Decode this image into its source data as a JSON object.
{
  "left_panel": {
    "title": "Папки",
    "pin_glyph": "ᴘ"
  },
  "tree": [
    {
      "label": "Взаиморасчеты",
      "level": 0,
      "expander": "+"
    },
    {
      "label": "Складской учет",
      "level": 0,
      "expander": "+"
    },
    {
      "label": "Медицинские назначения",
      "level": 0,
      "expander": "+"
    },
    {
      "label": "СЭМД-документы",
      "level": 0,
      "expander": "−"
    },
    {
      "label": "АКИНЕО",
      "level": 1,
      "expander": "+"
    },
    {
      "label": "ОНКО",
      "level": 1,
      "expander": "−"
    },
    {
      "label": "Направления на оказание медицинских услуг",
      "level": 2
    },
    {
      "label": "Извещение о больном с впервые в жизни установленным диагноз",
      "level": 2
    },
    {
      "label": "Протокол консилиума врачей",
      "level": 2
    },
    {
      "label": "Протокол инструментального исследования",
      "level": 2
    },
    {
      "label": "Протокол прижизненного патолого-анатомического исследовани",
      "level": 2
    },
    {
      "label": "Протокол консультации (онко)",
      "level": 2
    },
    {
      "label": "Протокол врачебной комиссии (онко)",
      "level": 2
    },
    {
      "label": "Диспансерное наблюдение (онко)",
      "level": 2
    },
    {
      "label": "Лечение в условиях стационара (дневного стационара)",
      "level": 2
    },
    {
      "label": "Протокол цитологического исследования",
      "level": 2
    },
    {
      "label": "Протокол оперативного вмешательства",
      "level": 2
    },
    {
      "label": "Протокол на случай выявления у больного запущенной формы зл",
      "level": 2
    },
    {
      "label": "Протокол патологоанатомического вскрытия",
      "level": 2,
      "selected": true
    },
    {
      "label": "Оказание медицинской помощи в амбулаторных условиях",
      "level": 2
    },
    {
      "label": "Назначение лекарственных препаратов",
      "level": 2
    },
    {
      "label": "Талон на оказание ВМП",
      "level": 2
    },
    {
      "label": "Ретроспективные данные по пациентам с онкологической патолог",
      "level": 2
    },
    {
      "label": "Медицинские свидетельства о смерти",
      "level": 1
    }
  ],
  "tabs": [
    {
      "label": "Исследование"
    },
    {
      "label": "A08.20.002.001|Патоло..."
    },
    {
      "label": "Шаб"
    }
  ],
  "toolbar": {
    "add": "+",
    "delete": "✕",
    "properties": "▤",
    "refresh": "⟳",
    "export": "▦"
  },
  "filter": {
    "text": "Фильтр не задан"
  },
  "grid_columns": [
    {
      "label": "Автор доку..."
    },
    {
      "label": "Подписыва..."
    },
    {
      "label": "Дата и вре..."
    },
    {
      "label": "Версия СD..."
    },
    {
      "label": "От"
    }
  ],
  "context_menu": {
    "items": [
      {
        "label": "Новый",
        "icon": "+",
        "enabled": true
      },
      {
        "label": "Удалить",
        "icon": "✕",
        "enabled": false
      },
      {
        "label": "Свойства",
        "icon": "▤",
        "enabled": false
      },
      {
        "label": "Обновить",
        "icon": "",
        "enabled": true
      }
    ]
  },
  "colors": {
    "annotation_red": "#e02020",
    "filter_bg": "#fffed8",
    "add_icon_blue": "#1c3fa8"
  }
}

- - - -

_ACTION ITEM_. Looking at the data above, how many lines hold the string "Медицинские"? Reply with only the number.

_SOLUTION TO THE EXERCISE_. 2